The statement indicates the authors are not aware of the higher education system in India. The Departments of LIS under State Universities are functioning under clearly defined regulatory structure.

“Education is listed in the Concurrent List of the Constitution. Therefore, both the centre and the states can make laws with regard to education. In addition, the centre can determine standards for higher educational institutions while the states can incorporate, regulate and wind up universities.

“Higher education is regulated by multiple authorities. The University Grants Commission (UGC) regulates universities and colleges teaching general subjects. It has the power to determine and maintain standards and disburse grants.” http://www.prsindia.org/billtrack/cover-note-on-higher-education-1360/)


a) LIS education programmes in Universities, traditional Central and State Universities or Open University systems are being supported by the Government; legally with State Universities Act and University Grants Commission (Central funding body) and politically with Ministry of Human Resources Development (MHRD, Govt of India). b) The UGC Modular Curriculum (Chairman Dr C.R.Karisiddappa), 2001 has made an analysis of all LIS courses in India that helps to understand the structure of LIS education in the country. c) A good number of studies have already been conducted on LIS education in India and the special issue of DESIDOC Journal of Library and Information Technology 30(5) 19-31 is a recent source besides many other research articles.

2. There are no criteria for selection of sample (30 Departments of LIS) for study as some are Central Universities (BHU), majority State Universities and few Distance Education (Magadh, Karnataka State Open University etc.). For example, in Tamilnadu University of Madras (established 1857) is the pioneer in initiating LIS courses with the efforts of Dr S.R.Ranganathan and its website provides complete details. Instead Alagappa University has been chosen for study.

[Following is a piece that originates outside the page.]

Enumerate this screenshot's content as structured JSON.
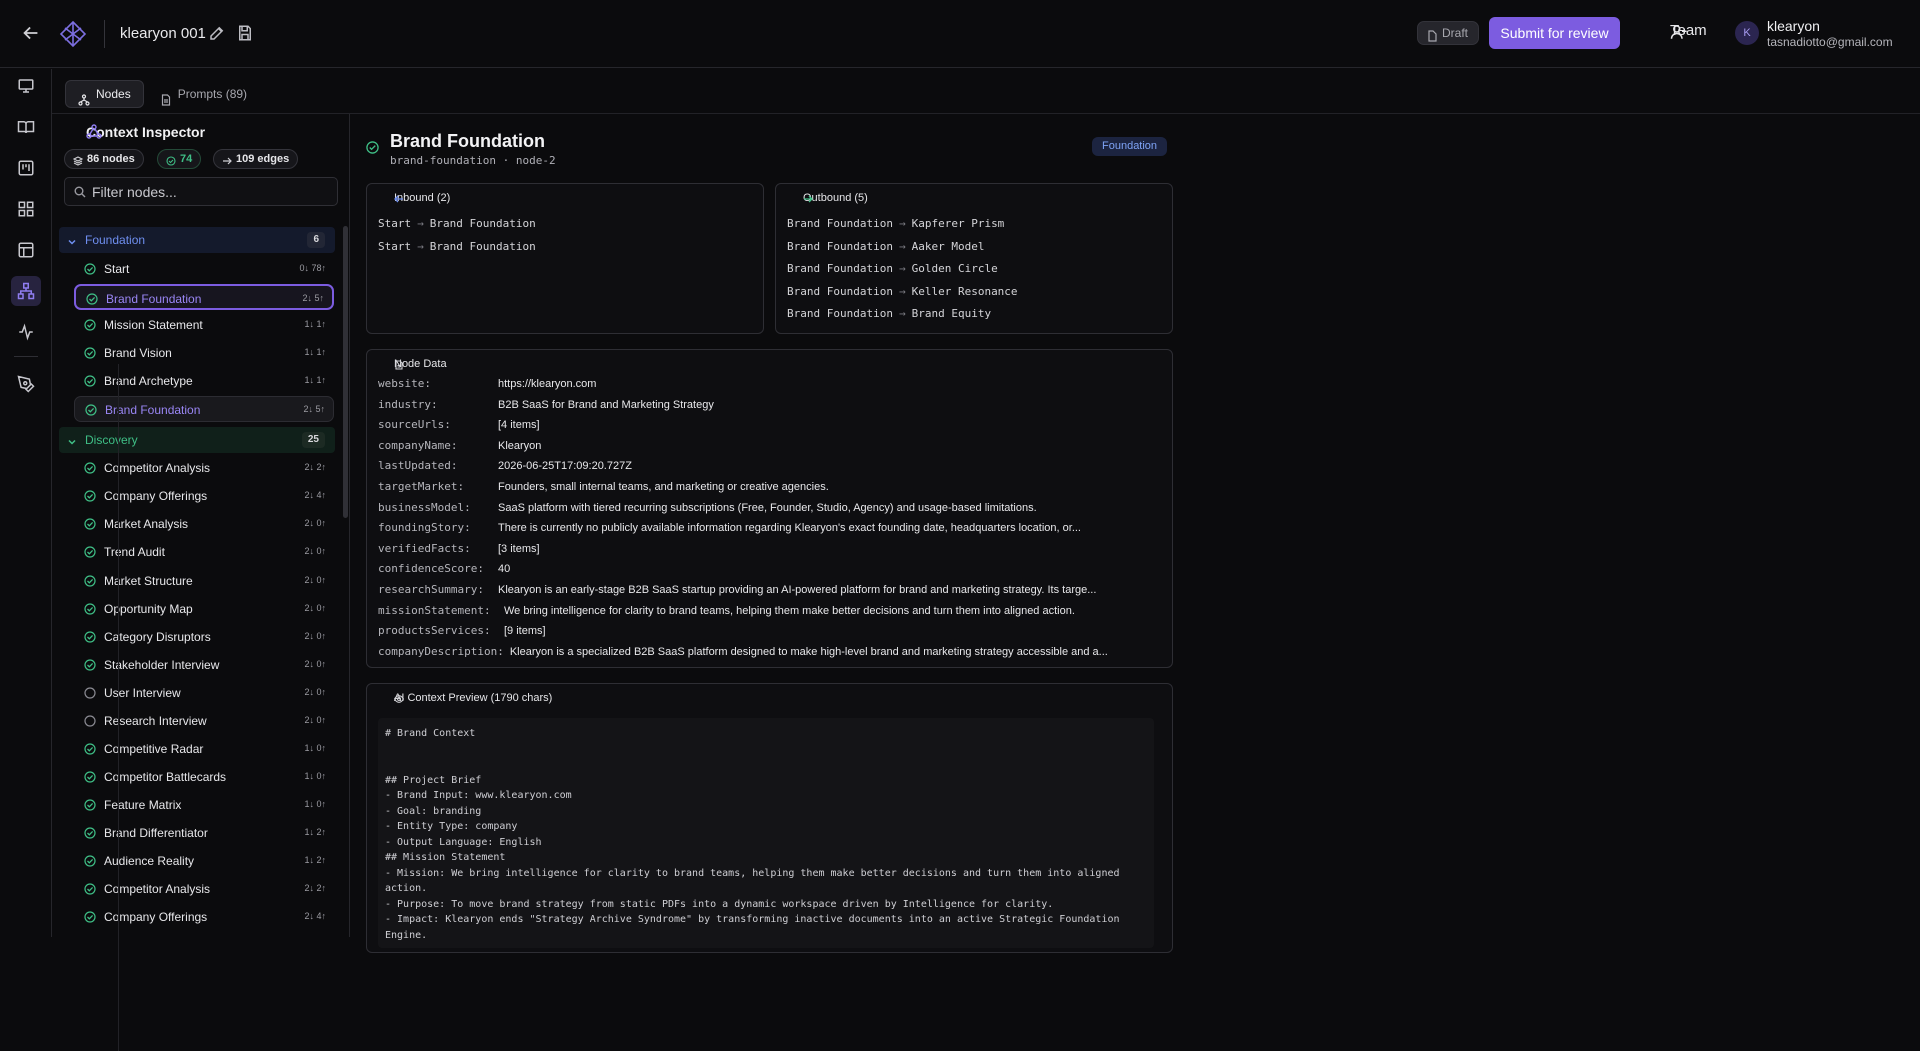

Similar is the case in other States too.

I think it is not proper to compare the student intake and faculty strength and faculty student ratio as it varies between regular and distance education programmes.

3. The data provided is also not correct in certain institutions (though I have not made complete verification). For e.g. Andhra University intake of students is 40 per year (as per website info) i.e. 80 students of MLISc (2 year integrated course) per annum but Table 4 displays it as 190.

Dr R.S.R.Varalakshmi, Professor (Rtd), Visakhapatnam - 530 022

More comments to follow...

No comments: